Exactly as written, print each of the entries.

[Information shown Boundary: Start]

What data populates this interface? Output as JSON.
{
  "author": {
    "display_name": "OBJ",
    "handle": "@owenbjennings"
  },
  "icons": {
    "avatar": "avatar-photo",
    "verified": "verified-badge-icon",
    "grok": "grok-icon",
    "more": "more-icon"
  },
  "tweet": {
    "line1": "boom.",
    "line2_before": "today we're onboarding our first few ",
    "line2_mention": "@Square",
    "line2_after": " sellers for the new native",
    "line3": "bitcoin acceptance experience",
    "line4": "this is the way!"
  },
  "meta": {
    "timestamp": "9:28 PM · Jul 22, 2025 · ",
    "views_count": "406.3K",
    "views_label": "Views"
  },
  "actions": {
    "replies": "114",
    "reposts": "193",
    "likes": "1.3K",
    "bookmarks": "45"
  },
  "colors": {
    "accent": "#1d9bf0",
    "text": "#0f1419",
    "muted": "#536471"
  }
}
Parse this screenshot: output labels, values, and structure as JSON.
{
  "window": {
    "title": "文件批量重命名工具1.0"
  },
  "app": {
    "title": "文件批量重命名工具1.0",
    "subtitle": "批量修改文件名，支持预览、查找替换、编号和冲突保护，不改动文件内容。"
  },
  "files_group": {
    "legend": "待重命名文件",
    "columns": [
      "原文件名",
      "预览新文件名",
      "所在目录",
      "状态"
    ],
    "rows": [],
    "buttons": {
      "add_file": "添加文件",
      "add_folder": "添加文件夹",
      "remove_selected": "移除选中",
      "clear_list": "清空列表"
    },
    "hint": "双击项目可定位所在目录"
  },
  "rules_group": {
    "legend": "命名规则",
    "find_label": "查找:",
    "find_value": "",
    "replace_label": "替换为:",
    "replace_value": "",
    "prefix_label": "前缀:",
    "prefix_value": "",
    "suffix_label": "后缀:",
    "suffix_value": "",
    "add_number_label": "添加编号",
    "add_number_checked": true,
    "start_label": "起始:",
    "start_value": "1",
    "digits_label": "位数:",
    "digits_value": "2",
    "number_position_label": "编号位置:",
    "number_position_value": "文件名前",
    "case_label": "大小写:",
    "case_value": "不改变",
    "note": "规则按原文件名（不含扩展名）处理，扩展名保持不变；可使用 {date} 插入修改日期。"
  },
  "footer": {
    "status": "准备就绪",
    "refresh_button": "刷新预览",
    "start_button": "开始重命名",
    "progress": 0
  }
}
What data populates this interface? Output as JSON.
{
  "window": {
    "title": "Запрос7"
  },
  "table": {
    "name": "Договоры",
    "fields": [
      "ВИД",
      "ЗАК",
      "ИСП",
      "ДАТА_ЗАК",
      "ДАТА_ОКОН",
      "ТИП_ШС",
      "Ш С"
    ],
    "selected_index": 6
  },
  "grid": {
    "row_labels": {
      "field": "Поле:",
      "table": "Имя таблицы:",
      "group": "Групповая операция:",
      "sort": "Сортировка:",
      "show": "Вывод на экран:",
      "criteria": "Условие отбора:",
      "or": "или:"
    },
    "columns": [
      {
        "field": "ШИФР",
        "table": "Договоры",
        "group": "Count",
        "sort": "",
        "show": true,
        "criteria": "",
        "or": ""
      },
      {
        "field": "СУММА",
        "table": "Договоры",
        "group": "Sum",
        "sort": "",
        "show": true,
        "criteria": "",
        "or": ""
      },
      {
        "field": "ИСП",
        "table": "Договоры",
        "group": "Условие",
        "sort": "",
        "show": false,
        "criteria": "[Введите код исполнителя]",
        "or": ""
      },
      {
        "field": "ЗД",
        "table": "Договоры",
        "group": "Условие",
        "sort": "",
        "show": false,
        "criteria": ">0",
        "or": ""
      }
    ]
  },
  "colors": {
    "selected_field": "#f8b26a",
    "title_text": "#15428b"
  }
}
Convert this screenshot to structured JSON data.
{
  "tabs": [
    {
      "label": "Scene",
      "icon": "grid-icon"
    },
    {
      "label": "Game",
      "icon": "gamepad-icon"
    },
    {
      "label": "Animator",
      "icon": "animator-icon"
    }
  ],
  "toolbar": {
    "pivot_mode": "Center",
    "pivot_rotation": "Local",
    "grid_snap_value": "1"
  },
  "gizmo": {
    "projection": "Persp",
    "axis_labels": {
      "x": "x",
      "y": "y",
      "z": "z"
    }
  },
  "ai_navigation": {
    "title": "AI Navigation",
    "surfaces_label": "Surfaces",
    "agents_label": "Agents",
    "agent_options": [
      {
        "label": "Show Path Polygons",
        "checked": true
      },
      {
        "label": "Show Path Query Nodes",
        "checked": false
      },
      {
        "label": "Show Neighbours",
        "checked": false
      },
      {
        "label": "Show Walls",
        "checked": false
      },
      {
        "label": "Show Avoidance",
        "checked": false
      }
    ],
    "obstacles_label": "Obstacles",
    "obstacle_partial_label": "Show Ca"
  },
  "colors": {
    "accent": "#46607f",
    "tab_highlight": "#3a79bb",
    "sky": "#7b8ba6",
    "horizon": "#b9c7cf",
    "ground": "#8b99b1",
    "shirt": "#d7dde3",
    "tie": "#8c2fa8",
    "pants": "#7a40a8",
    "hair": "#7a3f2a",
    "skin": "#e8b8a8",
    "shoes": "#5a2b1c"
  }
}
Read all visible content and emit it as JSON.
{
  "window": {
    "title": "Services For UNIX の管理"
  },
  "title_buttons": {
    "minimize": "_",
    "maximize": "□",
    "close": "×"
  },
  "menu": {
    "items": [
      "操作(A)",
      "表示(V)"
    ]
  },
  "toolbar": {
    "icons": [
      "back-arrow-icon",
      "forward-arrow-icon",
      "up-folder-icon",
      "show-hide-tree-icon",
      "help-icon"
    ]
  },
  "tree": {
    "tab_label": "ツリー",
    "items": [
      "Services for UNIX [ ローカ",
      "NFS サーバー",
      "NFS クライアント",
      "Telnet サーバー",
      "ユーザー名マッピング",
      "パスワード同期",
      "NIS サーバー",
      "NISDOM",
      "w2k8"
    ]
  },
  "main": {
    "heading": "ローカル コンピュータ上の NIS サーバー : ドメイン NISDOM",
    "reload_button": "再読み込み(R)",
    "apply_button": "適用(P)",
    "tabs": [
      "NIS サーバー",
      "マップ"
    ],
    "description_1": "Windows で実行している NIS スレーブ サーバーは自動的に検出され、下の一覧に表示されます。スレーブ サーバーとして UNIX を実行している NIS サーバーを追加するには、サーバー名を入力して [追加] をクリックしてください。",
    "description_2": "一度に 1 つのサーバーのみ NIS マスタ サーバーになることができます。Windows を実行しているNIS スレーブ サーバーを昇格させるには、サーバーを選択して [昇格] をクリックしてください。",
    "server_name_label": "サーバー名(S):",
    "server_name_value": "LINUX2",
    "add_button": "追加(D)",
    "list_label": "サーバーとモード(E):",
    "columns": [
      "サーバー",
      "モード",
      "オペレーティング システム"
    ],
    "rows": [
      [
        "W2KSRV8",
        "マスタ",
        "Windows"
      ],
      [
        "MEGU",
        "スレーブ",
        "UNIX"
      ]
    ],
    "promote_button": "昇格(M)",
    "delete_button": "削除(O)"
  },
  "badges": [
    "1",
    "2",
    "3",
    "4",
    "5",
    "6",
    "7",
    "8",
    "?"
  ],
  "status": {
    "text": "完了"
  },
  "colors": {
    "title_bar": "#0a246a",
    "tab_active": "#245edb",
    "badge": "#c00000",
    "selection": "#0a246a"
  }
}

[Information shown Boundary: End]

→ **Solution for this exercise**:
What data populates this interface? Output as JSON.
{
  "author": {
    "display_name": "OBJ",
    "handle": "@owenbjennings"
  },
  "icons": {
    "avatar": "avatar-photo",
    "verified": "verified-badge-icon",
    "grok": "grok-icon",
    "more": "more-icon"
  },
  "tweet": {
    "line1": "boom.",
    "line2_before": "today we're onboarding our first few ",
    "line2_mention": "@Square",
    "line2_after": " sellers for the new native",
    "line3": "bitcoin acceptance experience",
    "line4": "this is the way!"
  },
  "meta": {
    "timestamp": "9:28 PM · Jul 22, 2025 · ",
    "views_count": "406.3K",
    "views_label": "Views"
  },
  "actions": {
    "replies": "114",
    "reposts": "193",
    "likes": "1.3K",
    "bookmarks": "45"
  },
  "colors": {
    "accent": "#1d9bf0",
    "text": "#0f1419",
    "muted": "#536471"
  }
}
Parse this screenshot: output labels, values, and structure as JSON.
{
  "window": {
    "title": "文件批量重命名工具1.0"
  },
  "app": {
    "title": "文件批量重命名工具1.0",
    "subtitle": "批量修改文件名，支持预览、查找替换、编号和冲突保护，不改动文件内容。"
  },
  "files_group": {
    "legend": "待重命名文件",
    "columns": [
      "原文件名",
      "预览新文件名",
      "所在目录",
      "状态"
    ],
    "rows": [],
    "buttons": {
      "add_file": "添加文件",
      "add_folder": "添加文件夹",
      "remove_selected": "移除选中",
      "clear_list": "清空列表"
    },
    "hint": "双击项目可定位所在目录"
  },
  "rules_group": {
    "legend": "命名规则",
    "find_label": "查找:",
    "find_value": "",
    "replace_label": "替换为:",
    "replace_value": "",
    "prefix_label": "前缀:",
    "prefix_value": "",
    "suffix_label": "后缀:",
    "suffix_value": "",
    "add_number_label": "添加编号",
    "add_number_checked": true,
    "start_label": "起始:",
    "start_value": "1",
    "digits_label": "位数:",
    "digits_value": "2",
    "number_position_label": "编号位置:",
    "number_position_value": "文件名前",
    "case_label": "大小写:",
    "case_value": "不改变",
    "note": "规则按原文件名（不含扩展名）处理，扩展名保持不变；可使用 {date} 插入修改日期。"
  },
  "footer": {
    "status": "准备就绪",
    "refresh_button": "刷新预览",
    "start_button": "开始重命名",
    "progress": 0
  }
}
What data populates this interface? Output as JSON.
{
  "window": {
    "title": "Запрос7"
  },
  "table": {
    "name": "Договоры",
    "fields": [
      "ВИД",
      "ЗАК",
      "ИСП",
      "ДАТА_ЗАК",
      "ДАТА_ОКОН",
      "ТИП_ШС",
      "Ш С"
    ],
    "selected_index": 6
  },
  "grid": {
    "row_labels": {
      "field": "Поле:",
      "table": "Имя таблицы:",
      "group": "Групповая операция:",
      "sort": "Сортировка:",
      "show": "Вывод на экран:",
      "criteria": "Условие отбора:",
      "or": "или:"
    },
    "columns": [
      {
        "field": "ШИФР",
        "table": "Договоры",
        "group": "Count",
        "sort": "",
        "show": true,
        "criteria": "",
        "or": ""
      },
      {
        "field": "СУММА",
        "table": "Договоры",
        "group": "Sum",
        "sort": "",
        "show": true,
        "criteria": "",
        "or": ""
      },
      {
        "field": "ИСП",
        "table": "Договоры",
        "group": "Условие",
        "sort": "",
        "show": false,
        "criteria": "[Введите код исполнителя]",
        "or": ""
      },
      {
        "field": "ЗД",
        "table": "Договоры",
        "group": "Условие",
        "sort": "",
        "show": false,
        "criteria": ">0",
        "or": ""
      }
    ]
  },
  "colors": {
    "selected_field": "#f8b26a",
    "title_text": "#15428b"
  }
}
Convert this screenshot to structured JSON data.
{
  "tabs": [
    {
      "label": "Scene",
      "icon": "grid-icon"
    },
    {
      "label": "Game",
      "icon": "gamepad-icon"
    },
    {
      "label": "Animator",
      "icon": "animator-icon"
    }
  ],
  "toolbar": {
    "pivot_mode": "Center",
    "pivot_rotation": "Local",
    "grid_snap_value": "1"
  },
  "gizmo": {
    "projection": "Persp",
    "axis_labels": {
      "x": "x",
      "y": "y",
      "z": "z"
    }
  },
  "ai_navigation": {
    "title": "AI Navigation",
    "surfaces_label": "Surfaces",
    "agents_label": "Agents",
    "agent_options": [
      {
        "label": "Show Path Polygons",
        "checked": true
      },
      {
        "label": "Show Path Query Nodes",
        "checked": false
      },
      {
        "label": "Show Neighbours",
        "checked": false
      },
      {
        "label": "Show Walls",
        "checked": false
      },
      {
        "label": "Show Avoidance",
        "checked": false
      }
    ],
    "obstacles_label": "Obstacles",
    "obstacle_partial_label": "Show Ca"
  },
  "colors": {
    "accent": "#46607f",
    "tab_highlight": "#3a79bb",
    "sky": "#7b8ba6",
    "horizon": "#b9c7cf",
    "ground": "#8b99b1",
    "shirt": "#d7dde3",
    "tie": "#8c2fa8",
    "pants": "#7a40a8",
    "hair": "#7a3f2a",
    "skin": "#e8b8a8",
    "shoes": "#5a2b1c"
  }
}
Read all visible content and emit it as JSON.
{
  "window": {
    "title": "Services For UNIX の管理"
  },
  "title_buttons": {
    "minimize": "_",
    "maximize": "□",
    "close": "×"
  },
  "menu": {
    "items": [
      "操作(A)",
      "表示(V)"
    ]
  },
  "toolbar": {
    "icons": [
      "back-arrow-icon",
      "forward-arrow-icon",
      "up-folder-icon",
      "show-hide-tree-icon",
      "help-icon"
    ]
  },
  "tree": {
    "tab_label": "ツリー",
    "items": [
      "Services for UNIX [ ローカ",
      "NFS サーバー",
      "NFS クライアント",
      "Telnet サーバー",
      "ユーザー名マッピング",
      "パスワード同期",
      "NIS サーバー",
      "NISDOM",
      "w2k8"
    ]
  },
  "main": {
    "heading": "ローカル コンピュータ上の NIS サーバー : ドメイン NISDOM",
    "reload_button": "再読み込み(R)",
    "apply_button": "適用(P)",
    "tabs": [
      "NIS サーバー",
      "マップ"
    ],
    "description_1": "Windows で実行している NIS スレーブ サーバーは自動的に検出され、下の一覧に表示されます。スレーブ サーバーとして UNIX を実行している NIS サーバーを追加するには、サーバー名を入力して [追加] をクリックしてください。",
    "description_2": "一度に 1 つのサーバーのみ NIS マスタ サーバーになることができます。Windows を実行しているNIS スレーブ サーバーを昇格させるには、サーバーを選択して [昇格] をクリックしてください。",
    "server_name_label": "サーバー名(S):",
    "server_name_value": "LINUX2",
    "add_button": "追加(D)",
    "list_label": "サーバーとモード(E):",
    "columns": [
      "サーバー",
      "モード",
      "オペレーティング システム"
    ],
    "rows": [
      [
        "W2KSRV8",
        "マスタ",
        "Windows"
      ],
      [
        "MEGU",
        "スレーブ",
        "UNIX"
      ]
    ],
    "promote_button": "昇格(M)",
    "delete_button": "削除(O)"
  },
  "badges": [
    "1",
    "2",
    "3",
    "4",
    "5",
    "6",
    "7",
    "8",
    "?"
  ],
  "status": {
    "text": "完了"
  },
  "colors": {
    "title_bar": "#0a246a",
    "tab_active": "#245edb",
    "badge": "#c00000",
    "selection": "#0a246a"
  }
}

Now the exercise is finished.